Data =

======

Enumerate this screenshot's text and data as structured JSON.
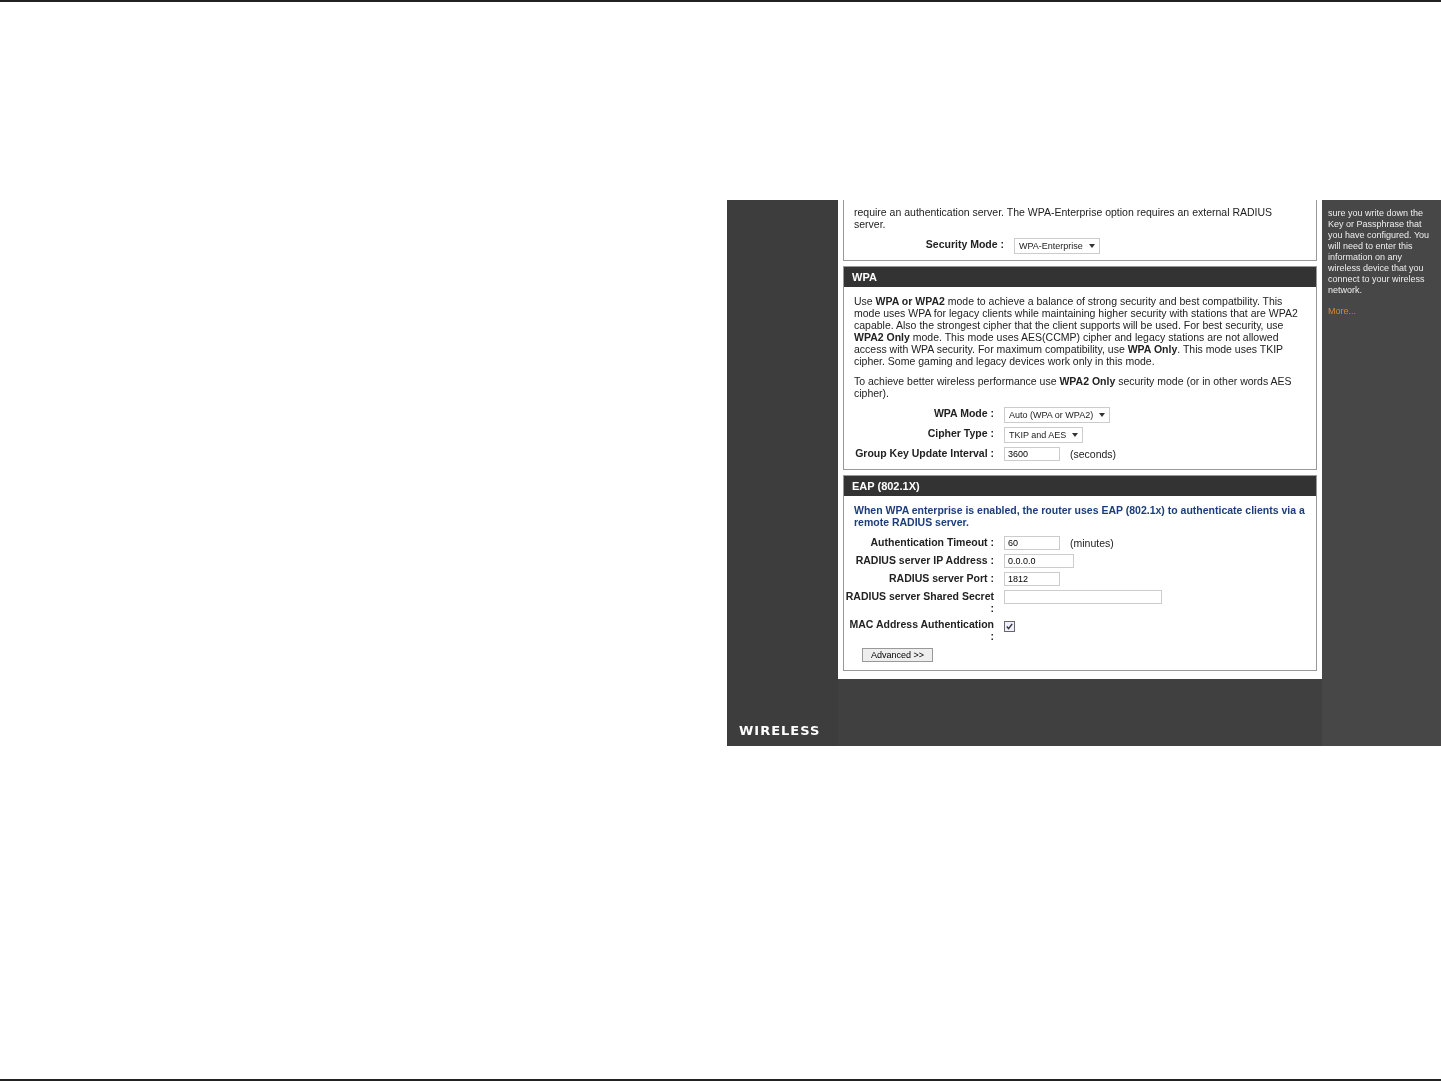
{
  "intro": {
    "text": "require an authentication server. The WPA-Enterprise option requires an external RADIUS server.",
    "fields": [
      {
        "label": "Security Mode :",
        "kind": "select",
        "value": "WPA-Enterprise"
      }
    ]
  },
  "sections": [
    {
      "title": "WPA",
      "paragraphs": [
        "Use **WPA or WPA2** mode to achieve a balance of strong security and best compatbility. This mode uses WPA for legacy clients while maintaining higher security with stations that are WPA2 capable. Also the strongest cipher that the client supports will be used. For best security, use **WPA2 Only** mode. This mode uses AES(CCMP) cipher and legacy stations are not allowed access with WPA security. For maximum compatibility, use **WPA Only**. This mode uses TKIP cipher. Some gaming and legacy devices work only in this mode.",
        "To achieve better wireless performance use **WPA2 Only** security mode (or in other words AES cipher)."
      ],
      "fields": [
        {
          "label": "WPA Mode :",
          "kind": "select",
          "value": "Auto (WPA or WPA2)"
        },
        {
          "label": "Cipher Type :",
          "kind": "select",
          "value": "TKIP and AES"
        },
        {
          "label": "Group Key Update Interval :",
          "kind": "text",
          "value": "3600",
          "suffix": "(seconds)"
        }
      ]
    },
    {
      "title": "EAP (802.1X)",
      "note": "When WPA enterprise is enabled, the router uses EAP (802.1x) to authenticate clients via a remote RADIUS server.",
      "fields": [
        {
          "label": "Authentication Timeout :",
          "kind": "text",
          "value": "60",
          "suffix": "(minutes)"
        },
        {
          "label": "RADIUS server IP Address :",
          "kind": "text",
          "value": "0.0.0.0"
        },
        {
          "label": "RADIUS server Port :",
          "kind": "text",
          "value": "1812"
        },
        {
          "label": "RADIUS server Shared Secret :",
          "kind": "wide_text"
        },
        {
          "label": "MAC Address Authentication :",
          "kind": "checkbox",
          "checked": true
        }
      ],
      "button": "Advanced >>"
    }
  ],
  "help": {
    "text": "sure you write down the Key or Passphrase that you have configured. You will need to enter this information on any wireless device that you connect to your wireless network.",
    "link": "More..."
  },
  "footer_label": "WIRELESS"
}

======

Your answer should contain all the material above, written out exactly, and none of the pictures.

Enumerate this screenshot's text and data as structured JSON.
{
  "intro": {
    "text": "require an authentication server. The WPA-Enterprise option requires an external RADIUS server.",
    "fields": [
      {
        "label": "Security Mode :",
        "kind": "select",
        "value": "WPA-Enterprise"
      }
    ]
  },
  "sections": [
    {
      "title": "WPA",
      "paragraphs": [
        "Use **WPA or WPA2** mode to achieve a balance of strong security and best compatbility. This mode uses WPA for legacy clients while maintaining higher security with stations that are WPA2 capable. Also the strongest cipher that the client supports will be used. For best security, use **WPA2 Only** mode. This mode uses AES(CCMP) cipher and legacy stations are not allowed access with WPA security. For maximum compatibility, use **WPA Only**. This mode uses TKIP cipher. Some gaming and legacy devices work only in this mode.",
        "To achieve better wireless performance use **WPA2 Only** security mode (or in other words AES cipher)."
      ],
      "fields": [
        {
          "label": "WPA Mode :",
          "kind": "select",
          "value": "Auto (WPA or WPA2)"
        },
        {
          "label": "Cipher Type :",
          "kind": "select",
          "value": "TKIP and AES"
        },
        {
          "label": "Group Key Update Interval :",
          "kind": "text",
          "value": "3600",
          "suffix": "(seconds)"
        }
      ]
    },
    {
      "title": "EAP (802.1X)",
      "note": "When WPA enterprise is enabled, the router uses EAP (802.1x) to authenticate clients via a remote RADIUS server.",
      "fields": [
        {
          "label": "Authentication Timeout :",
          "kind": "text",
          "value": "60",
          "suffix": "(minutes)"
        },
        {
          "label": "RADIUS server IP Address :",
          "kind": "text",
          "value": "0.0.0.0"
        },
        {
          "label": "RADIUS server Port :",
          "kind": "text",
          "value": "1812"
        },
        {
          "label": "RADIUS server Shared Secret :",
          "kind": "wide_text"
        },
        {
          "label": "MAC Address Authentication :",
          "kind": "checkbox",
          "checked": true
        }
      ],
      "button": "Advanced >>"
    }
  ],
  "help": {
    "text": "sure you write down the Key or Passphrase that you have configured. You will need to enter this information on any wireless device that you connect to your wireless network.",
    "link": "More..."
  },
  "footer_label": "WIRELESS"
}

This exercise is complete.